__Problem to solve__
Here you must reproduce each line of the data exactly.

__Dataset entries__
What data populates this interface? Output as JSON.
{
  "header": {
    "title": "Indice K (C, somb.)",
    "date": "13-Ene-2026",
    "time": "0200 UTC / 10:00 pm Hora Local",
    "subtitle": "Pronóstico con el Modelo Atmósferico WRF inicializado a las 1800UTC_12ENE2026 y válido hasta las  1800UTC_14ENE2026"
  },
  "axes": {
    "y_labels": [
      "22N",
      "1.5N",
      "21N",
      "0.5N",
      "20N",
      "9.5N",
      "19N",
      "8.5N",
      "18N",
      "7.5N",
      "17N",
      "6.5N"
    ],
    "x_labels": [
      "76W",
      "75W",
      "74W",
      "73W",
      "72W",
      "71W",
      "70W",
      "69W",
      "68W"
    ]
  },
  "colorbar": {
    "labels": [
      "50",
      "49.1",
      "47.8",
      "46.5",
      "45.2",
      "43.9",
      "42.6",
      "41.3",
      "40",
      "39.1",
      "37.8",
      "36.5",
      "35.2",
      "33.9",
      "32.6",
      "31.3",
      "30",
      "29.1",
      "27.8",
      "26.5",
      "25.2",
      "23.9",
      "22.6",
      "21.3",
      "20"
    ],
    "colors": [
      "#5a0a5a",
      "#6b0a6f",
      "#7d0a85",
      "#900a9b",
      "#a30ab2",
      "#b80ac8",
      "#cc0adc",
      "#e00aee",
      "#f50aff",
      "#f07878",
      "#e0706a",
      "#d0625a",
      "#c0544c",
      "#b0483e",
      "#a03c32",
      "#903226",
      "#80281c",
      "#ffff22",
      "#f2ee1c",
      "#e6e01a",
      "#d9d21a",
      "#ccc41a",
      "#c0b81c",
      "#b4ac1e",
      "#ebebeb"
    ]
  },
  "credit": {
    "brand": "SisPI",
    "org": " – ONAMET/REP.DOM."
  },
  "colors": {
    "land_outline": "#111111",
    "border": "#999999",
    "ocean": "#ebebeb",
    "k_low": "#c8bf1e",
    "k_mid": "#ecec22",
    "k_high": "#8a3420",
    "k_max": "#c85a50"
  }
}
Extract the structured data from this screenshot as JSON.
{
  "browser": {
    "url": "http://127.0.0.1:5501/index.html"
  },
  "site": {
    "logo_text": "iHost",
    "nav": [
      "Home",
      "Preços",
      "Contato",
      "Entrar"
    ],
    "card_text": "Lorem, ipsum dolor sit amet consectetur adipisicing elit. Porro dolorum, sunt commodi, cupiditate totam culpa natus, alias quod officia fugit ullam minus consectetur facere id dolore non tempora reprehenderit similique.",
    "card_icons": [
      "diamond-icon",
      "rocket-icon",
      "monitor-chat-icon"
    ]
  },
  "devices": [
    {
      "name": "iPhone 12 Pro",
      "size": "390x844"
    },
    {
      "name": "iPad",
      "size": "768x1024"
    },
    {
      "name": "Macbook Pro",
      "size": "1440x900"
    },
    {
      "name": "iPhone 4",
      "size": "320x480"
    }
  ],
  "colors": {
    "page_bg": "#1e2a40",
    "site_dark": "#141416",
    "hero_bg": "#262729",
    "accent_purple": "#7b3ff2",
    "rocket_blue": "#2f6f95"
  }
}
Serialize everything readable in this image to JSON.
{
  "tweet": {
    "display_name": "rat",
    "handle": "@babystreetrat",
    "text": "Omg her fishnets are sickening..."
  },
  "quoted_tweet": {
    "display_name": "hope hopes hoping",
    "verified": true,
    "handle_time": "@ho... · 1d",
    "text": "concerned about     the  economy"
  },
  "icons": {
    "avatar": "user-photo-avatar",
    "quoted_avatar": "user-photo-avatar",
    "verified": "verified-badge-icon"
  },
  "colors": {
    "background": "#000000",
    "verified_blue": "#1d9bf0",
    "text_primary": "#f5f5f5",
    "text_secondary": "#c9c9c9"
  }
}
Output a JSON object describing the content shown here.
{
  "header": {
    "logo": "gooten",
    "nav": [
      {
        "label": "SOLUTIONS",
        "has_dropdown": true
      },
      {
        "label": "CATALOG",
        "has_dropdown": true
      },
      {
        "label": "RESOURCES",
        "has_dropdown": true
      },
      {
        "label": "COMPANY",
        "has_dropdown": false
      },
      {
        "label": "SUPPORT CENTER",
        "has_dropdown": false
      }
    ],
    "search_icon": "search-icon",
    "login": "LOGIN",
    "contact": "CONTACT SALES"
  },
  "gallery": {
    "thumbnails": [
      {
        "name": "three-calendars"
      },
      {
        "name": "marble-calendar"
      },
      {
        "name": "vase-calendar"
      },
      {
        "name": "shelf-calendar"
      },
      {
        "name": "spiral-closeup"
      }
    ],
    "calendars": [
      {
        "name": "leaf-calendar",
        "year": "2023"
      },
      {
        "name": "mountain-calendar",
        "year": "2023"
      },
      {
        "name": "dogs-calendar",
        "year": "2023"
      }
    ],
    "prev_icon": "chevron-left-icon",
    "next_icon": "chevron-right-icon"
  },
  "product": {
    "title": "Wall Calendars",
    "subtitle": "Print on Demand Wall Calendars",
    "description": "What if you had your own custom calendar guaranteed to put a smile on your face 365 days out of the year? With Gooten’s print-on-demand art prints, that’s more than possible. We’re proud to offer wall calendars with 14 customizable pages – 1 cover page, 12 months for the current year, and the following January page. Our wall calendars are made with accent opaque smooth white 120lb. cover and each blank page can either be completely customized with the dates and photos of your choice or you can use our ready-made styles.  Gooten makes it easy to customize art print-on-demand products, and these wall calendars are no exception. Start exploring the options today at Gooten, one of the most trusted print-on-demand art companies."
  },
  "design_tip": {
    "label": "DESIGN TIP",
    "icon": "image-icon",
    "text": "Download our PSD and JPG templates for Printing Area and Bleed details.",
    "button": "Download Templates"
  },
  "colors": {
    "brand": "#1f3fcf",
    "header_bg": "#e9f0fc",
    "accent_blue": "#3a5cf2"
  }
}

__Task output__
What data populates this interface? Output as JSON.
{
  "header": {
    "title": "Indice K (C, somb.)",
    "date": "13-Ene-2026",
    "time": "0200 UTC / 10:00 pm Hora Local",
    "subtitle": "Pronóstico con el Modelo Atmósferico WRF inicializado a las 1800UTC_12ENE2026 y válido hasta las  1800UTC_14ENE2026"
  },
  "axes": {
    "y_labels": [
      "22N",
      "1.5N",
      "21N",
      "0.5N",
      "20N",
      "9.5N",
      "19N",
      "8.5N",
      "18N",
      "7.5N",
      "17N",
      "6.5N"
    ],
    "x_labels": [
      "76W",
      "75W",
      "74W",
      "73W",
      "72W",
      "71W",
      "70W",
      "69W",
      "68W"
    ]
  },
  "colorbar": {
    "labels": [
      "50",
      "49.1",
      "47.8",
      "46.5",
      "45.2",
      "43.9",
      "42.6",
      "41.3",
      "40",
      "39.1",
      "37.8",
      "36.5",
      "35.2",
      "33.9",
      "32.6",
      "31.3",
      "30",
      "29.1",
      "27.8",
      "26.5",
      "25.2",
      "23.9",
      "22.6",
      "21.3",
      "20"
    ],
    "colors": [
      "#5a0a5a",
      "#6b0a6f",
      "#7d0a85",
      "#900a9b",
      "#a30ab2",
      "#b80ac8",
      "#cc0adc",
      "#e00aee",
      "#f50aff",
      "#f07878",
      "#e0706a",
      "#d0625a",
      "#c0544c",
      "#b0483e",
      "#a03c32",
      "#903226",
      "#80281c",
      "#ffff22",
      "#f2ee1c",
      "#e6e01a",
      "#d9d21a",
      "#ccc41a",
      "#c0b81c",
      "#b4ac1e",
      "#ebebeb"
    ]
  },
  "credit": {
    "brand": "SisPI",
    "org": " – ONAMET/REP.DOM."
  },
  "colors": {
    "land_outline": "#111111",
    "border": "#999999",
    "ocean": "#ebebeb",
    "k_low": "#c8bf1e",
    "k_mid": "#ecec22",
    "k_high": "#8a3420",
    "k_max": "#c85a50"
  }
}
Extract the structured data from this screenshot as JSON.
{
  "browser": {
    "url": "http://127.0.0.1:5501/index.html"
  },
  "site": {
    "logo_text": "iHost",
    "nav": [
      "Home",
      "Preços",
      "Contato",
      "Entrar"
    ],
    "card_text": "Lorem, ipsum dolor sit amet consectetur adipisicing elit. Porro dolorum, sunt commodi, cupiditate totam culpa natus, alias quod officia fugit ullam minus consectetur facere id dolore non tempora reprehenderit similique.",
    "card_icons": [
      "diamond-icon",
      "rocket-icon",
      "monitor-chat-icon"
    ]
  },
  "devices": [
    {
      "name": "iPhone 12 Pro",
      "size": "390x844"
    },
    {
      "name": "iPad",
      "size": "768x1024"
    },
    {
      "name": "Macbook Pro",
      "size": "1440x900"
    },
    {
      "name": "iPhone 4",
      "size": "320x480"
    }
  ],
  "colors": {
    "page_bg": "#1e2a40",
    "site_dark": "#141416",
    "hero_bg": "#262729",
    "accent_purple": "#7b3ff2",
    "rocket_blue": "#2f6f95"
  }
}
Serialize everything readable in this image to JSON.
{
  "tweet": {
    "display_name": "rat",
    "handle": "@babystreetrat",
    "text": "Omg her fishnets are sickening..."
  },
  "quoted_tweet": {
    "display_name": "hope hopes hoping",
    "verified": true,
    "handle_time": "@ho... · 1d",
    "text": "concerned about     the  economy"
  },
  "icons": {
    "avatar": "user-photo-avatar",
    "quoted_avatar": "user-photo-avatar",
    "verified": "verified-badge-icon"
  },
  "colors": {
    "background": "#000000",
    "verified_blue": "#1d9bf0",
    "text_primary": "#f5f5f5",
    "text_secondary": "#c9c9c9"
  }
}
Output a JSON object describing the content shown here.
{
  "header": {
    "logo": "gooten",
    "nav": [
      {
        "label": "SOLUTIONS",
        "has_dropdown": true
      },
      {
        "label": "CATALOG",
        "has_dropdown": true
      },
      {
        "label": "RESOURCES",
        "has_dropdown": true
      },
      {
        "label": "COMPANY",
        "has_dropdown": false
      },
      {
        "label": "SUPPORT CENTER",
        "has_dropdown": false
      }
    ],
    "search_icon": "search-icon",
    "login": "LOGIN",
    "contact": "CONTACT SALES"
  },
  "gallery": {
    "thumbnails": [
      {
        "name": "three-calendars"
      },
      {
        "name": "marble-calendar"
      },
      {
        "name": "vase-calendar"
      },
      {
        "name": "shelf-calendar"
      },
      {
        "name": "spiral-closeup"
      }
    ],
    "calendars": [
      {
        "name": "leaf-calendar",
        "year": "2023"
      },
      {
        "name": "mountain-calendar",
        "year": "2023"
      },
      {
        "name": "dogs-calendar",
        "year": "2023"
      }
    ],
    "prev_icon": "chevron-left-icon",
    "next_icon": "chevron-right-icon"
  },
  "product": {
    "title": "Wall Calendars",
    "subtitle": "Print on Demand Wall Calendars",
    "description": "What if you had your own custom calendar guaranteed to put a smile on your face 365 days out of the year? With Gooten’s print-on-demand art prints, that’s more than possible. We’re proud to offer wall calendars with 14 customizable pages – 1 cover page, 12 months for the current year, and the following January page. Our wall calendars are made with accent opaque smooth white 120lb. cover and each blank page can either be completely customized with the dates and photos of your choice or you can use our ready-made styles.  Gooten makes it easy to customize art print-on-demand products, and these wall calendars are no exception. Start exploring the options today at Gooten, one of the most trusted print-on-demand art companies."
  },
  "design_tip": {
    "label": "DESIGN TIP",
    "icon": "image-icon",
    "text": "Download our PSD and JPG templates for Printing Area and Bleed details.",
    "button": "Download Templates"
  },
  "colors": {
    "brand": "#1f3fcf",
    "header_bg": "#e9f0fc",
    "accent_blue": "#3a5cf2"
  }
}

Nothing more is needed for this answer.